Top of Materials provided

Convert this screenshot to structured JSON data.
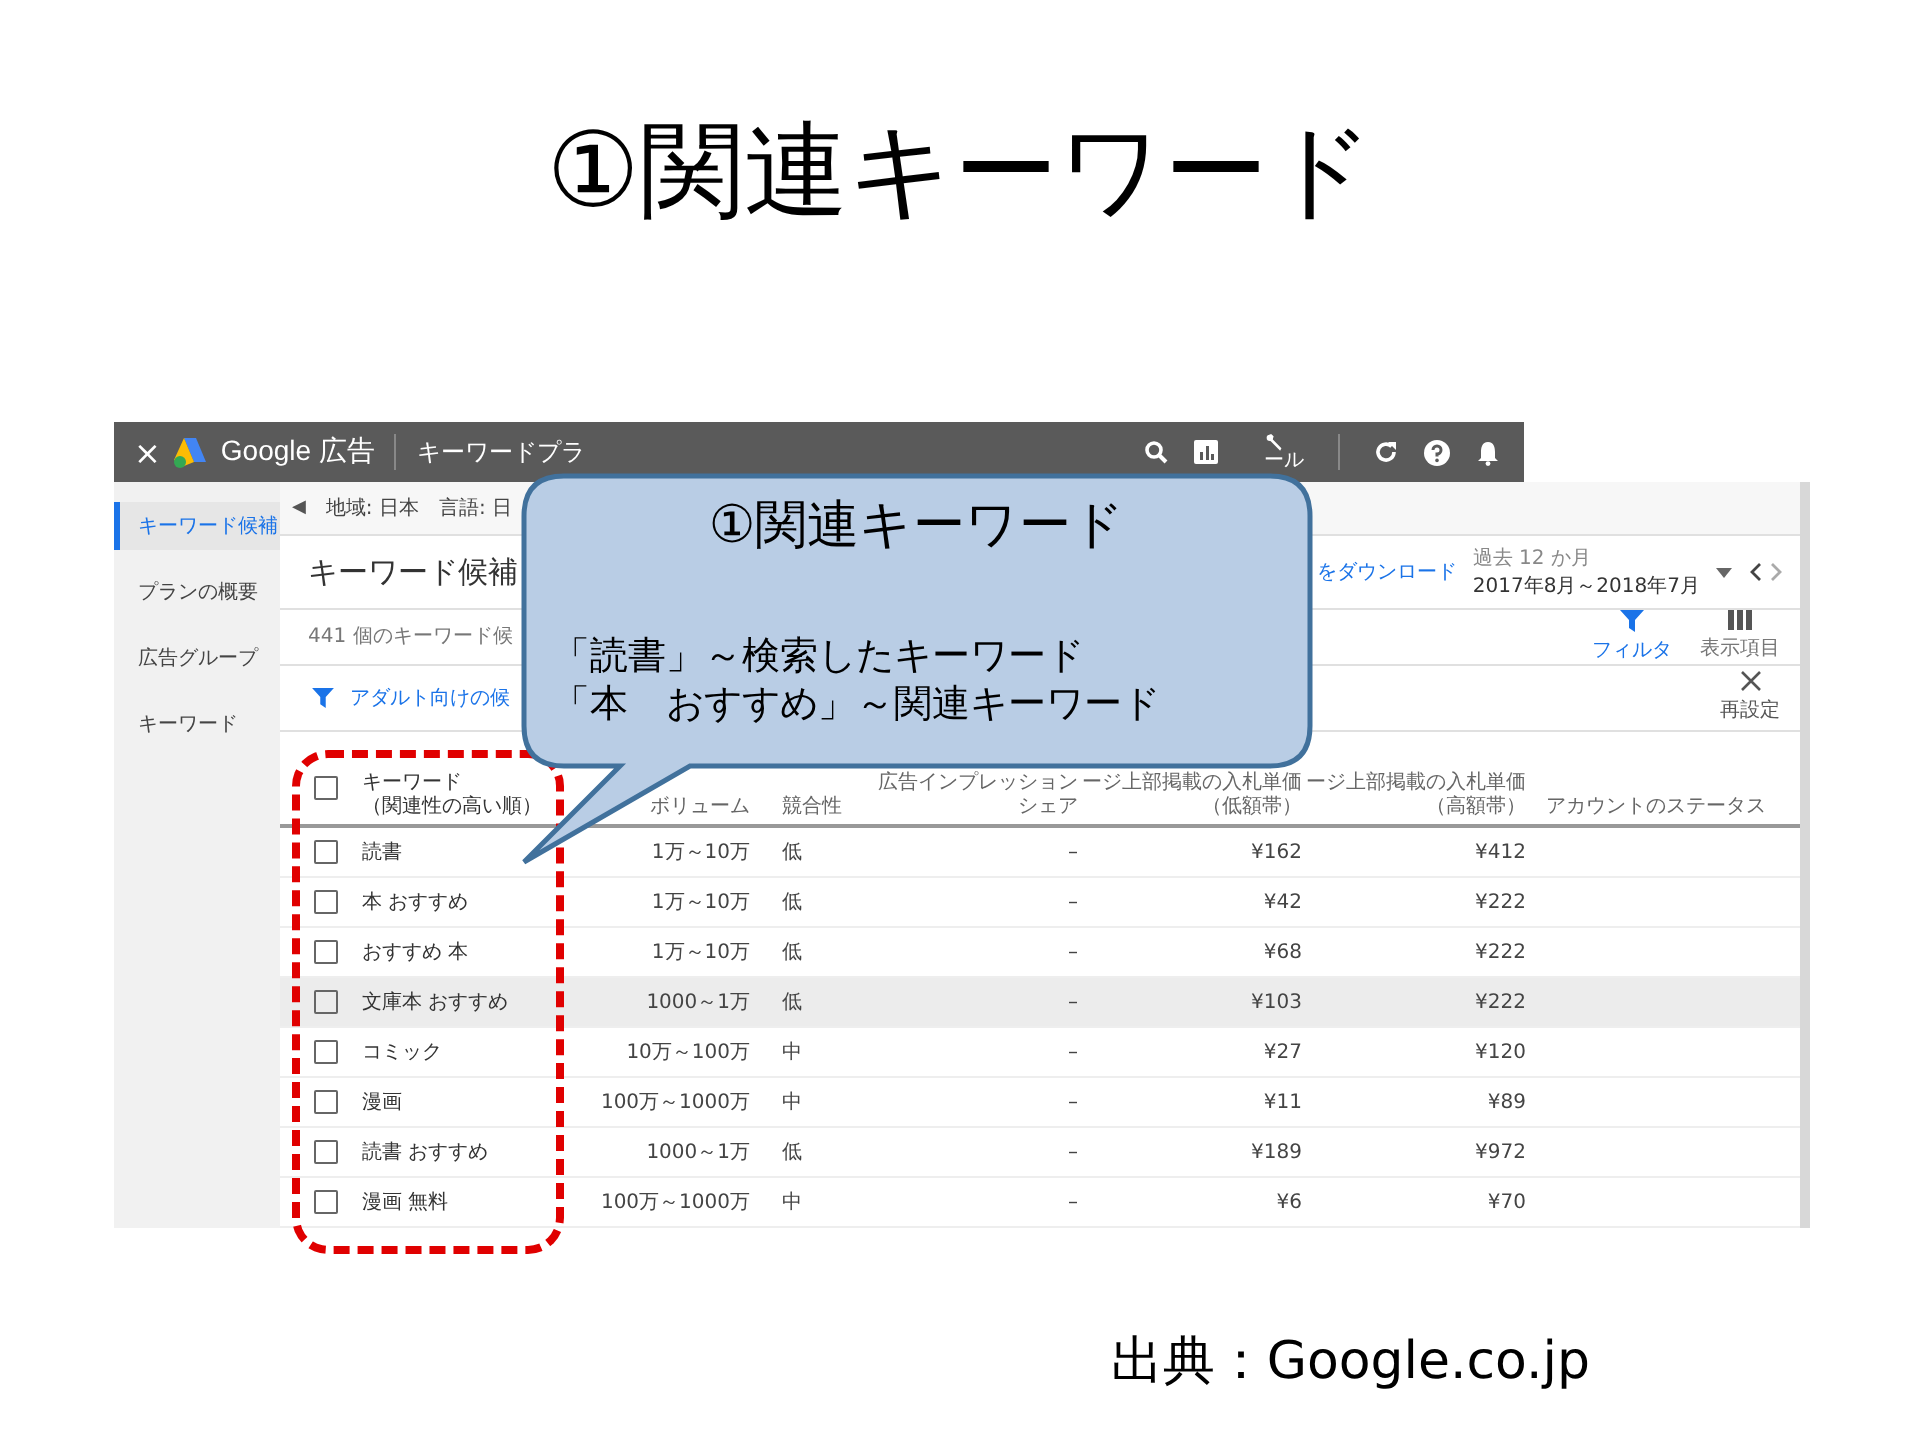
{
  "slide_title": "①関連キーワード",
  "app": {
    "close": "×",
    "brand": "Google 広告",
    "page": "キーワードプラ",
    "tool_label": "ール"
  },
  "sidebar": {
    "items": [
      {
        "label": "キーワード候補",
        "selected": true
      },
      {
        "label": "プランの概要",
        "selected": false
      },
      {
        "label": "広告グループ",
        "selected": false
      },
      {
        "label": "キーワード",
        "selected": false
      }
    ]
  },
  "collapse_button": "◀",
  "targeting": [
    "地域: 日本",
    "言語: 日"
  ],
  "heading": "キーワード候補",
  "download_link": "をダウンロード",
  "date_range": {
    "caption": "過去 12 か月",
    "value": "2017年8月～2018年7月"
  },
  "result_count": "441 個のキーワード候",
  "tools": [
    {
      "kind": "filter",
      "label": "フィルタ",
      "active": true
    },
    {
      "kind": "columns",
      "label": "表示項目",
      "active": false
    }
  ],
  "filter_chip": "アダルト向けの候",
  "reset": "再設定",
  "table": {
    "select_all_checked": false,
    "columns": [
      {
        "label": "キーワード",
        "sublabel": "（関連性の高い順）"
      },
      {
        "label": "ボリューム"
      },
      {
        "label": "競合性"
      },
      {
        "label": "広告インプレッション",
        "sublabel": "シェア"
      },
      {
        "label": "ージ上部掲載の入札単価",
        "sublabel": "（低額帯）"
      },
      {
        "label": "ージ上部掲載の入札単価",
        "sublabel": "（高額帯）"
      },
      {
        "label": "アカウントのステータス"
      }
    ],
    "rows": [
      {
        "checked": false,
        "keyword": "読書",
        "volume": "1万～10万",
        "competition": "低",
        "share": "–",
        "bid_low": "¥162",
        "bid_high": "¥412",
        "highlighted": false
      },
      {
        "checked": false,
        "keyword": "本 おすすめ",
        "volume": "1万～10万",
        "competition": "低",
        "share": "–",
        "bid_low": "¥42",
        "bid_high": "¥222",
        "highlighted": false
      },
      {
        "checked": false,
        "keyword": "おすすめ 本",
        "volume": "1万～10万",
        "competition": "低",
        "share": "–",
        "bid_low": "¥68",
        "bid_high": "¥222",
        "highlighted": false
      },
      {
        "checked": false,
        "keyword": "文庫本 おすすめ",
        "volume": "1000～1万",
        "competition": "低",
        "share": "–",
        "bid_low": "¥103",
        "bid_high": "¥222",
        "highlighted": true
      },
      {
        "checked": false,
        "keyword": "コミック",
        "volume": "10万～100万",
        "competition": "中",
        "share": "–",
        "bid_low": "¥27",
        "bid_high": "¥120",
        "highlighted": false
      },
      {
        "checked": false,
        "keyword": "漫画",
        "volume": "100万～1000万",
        "competition": "中",
        "share": "–",
        "bid_low": "¥11",
        "bid_high": "¥89",
        "highlighted": false
      },
      {
        "checked": false,
        "keyword": "読書 おすすめ",
        "volume": "1000～1万",
        "competition": "低",
        "share": "–",
        "bid_low": "¥189",
        "bid_high": "¥972",
        "highlighted": false
      },
      {
        "checked": false,
        "keyword": "漫画 無料",
        "volume": "100万～1000万",
        "competition": "中",
        "share": "–",
        "bid_low": "¥6",
        "bid_high": "¥70",
        "highlighted": false
      }
    ]
  },
  "callout": {
    "title": "①関連キーワード",
    "lines": [
      "「読書」～検索したキーワード",
      "「本　おすすめ」～関連キーワード"
    ]
  },
  "source": "出典：Google.co.jp"
}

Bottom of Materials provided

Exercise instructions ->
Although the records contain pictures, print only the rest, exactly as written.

Answer below ->
Convert this screenshot to structured JSON data.
{
  "slide_title": "①関連キーワード",
  "app": {
    "close": "×",
    "brand": "Google 広告",
    "page": "キーワードプラ",
    "tool_label": "ール"
  },
  "sidebar": {
    "items": [
      {
        "label": "キーワード候補",
        "selected": true
      },
      {
        "label": "プランの概要",
        "selected": false
      },
      {
        "label": "広告グループ",
        "selected": false
      },
      {
        "label": "キーワード",
        "selected": false
      }
    ]
  },
  "collapse_button": "◀",
  "targeting": [
    "地域: 日本",
    "言語: 日"
  ],
  "heading": "キーワード候補",
  "download_link": "をダウンロード",
  "date_range": {
    "caption": "過去 12 か月",
    "value": "2017年8月～2018年7月"
  },
  "result_count": "441 個のキーワード候",
  "tools": [
    {
      "kind": "filter",
      "label": "フィルタ",
      "active": true
    },
    {
      "kind": "columns",
      "label": "表示項目",
      "active": false
    }
  ],
  "filter_chip": "アダルト向けの候",
  "reset": "再設定",
  "table": {
    "select_all_checked": false,
    "columns": [
      {
        "label": "キーワード",
        "sublabel": "（関連性の高い順）"
      },
      {
        "label": "ボリューム"
      },
      {
        "label": "競合性"
      },
      {
        "label": "広告インプレッション",
        "sublabel": "シェア"
      },
      {
        "label": "ージ上部掲載の入札単価",
        "sublabel": "（低額帯）"
      },
      {
        "label": "ージ上部掲載の入札単価",
        "sublabel": "（高額帯）"
      },
      {
        "label": "アカウントのステータス"
      }
    ],
    "rows": [
      {
        "checked": false,
        "keyword": "読書",
        "volume": "1万～10万",
        "competition": "低",
        "share": "–",
        "bid_low": "¥162",
        "bid_high": "¥412",
        "highlighted": false
      },
      {
        "checked": false,
        "keyword": "本 おすすめ",
        "volume": "1万～10万",
        "competition": "低",
        "share": "–",
        "bid_low": "¥42",
        "bid_high": "¥222",
        "highlighted": false
      },
      {
        "checked": false,
        "keyword": "おすすめ 本",
        "volume": "1万～10万",
        "competition": "低",
        "share": "–",
        "bid_low": "¥68",
        "bid_high": "¥222",
        "highlighted": false
      },
      {
        "checked": false,
        "keyword": "文庫本 おすすめ",
        "volume": "1000～1万",
        "competition": "低",
        "share": "–",
        "bid_low": "¥103",
        "bid_high": "¥222",
        "highlighted": true
      },
      {
        "checked": false,
        "keyword": "コミック",
        "volume": "10万～100万",
        "competition": "中",
        "share": "–",
        "bid_low": "¥27",
        "bid_high": "¥120",
        "highlighted": false
      },
      {
        "checked": false,
        "keyword": "漫画",
        "volume": "100万～1000万",
        "competition": "中",
        "share": "–",
        "bid_low": "¥11",
        "bid_high": "¥89",
        "highlighted": false
      },
      {
        "checked": false,
        "keyword": "読書 おすすめ",
        "volume": "1000～1万",
        "competition": "低",
        "share": "–",
        "bid_low": "¥189",
        "bid_high": "¥972",
        "highlighted": false
      },
      {
        "checked": false,
        "keyword": "漫画 無料",
        "volume": "100万～1000万",
        "competition": "中",
        "share": "–",
        "bid_low": "¥6",
        "bid_high": "¥70",
        "highlighted": false
      }
    ]
  },
  "callout": {
    "title": "①関連キーワード",
    "lines": [
      "「読書」～検索したキーワード",
      "「本　おすすめ」～関連キーワード"
    ]
  },
  "source": "出典：Google.co.jp"
}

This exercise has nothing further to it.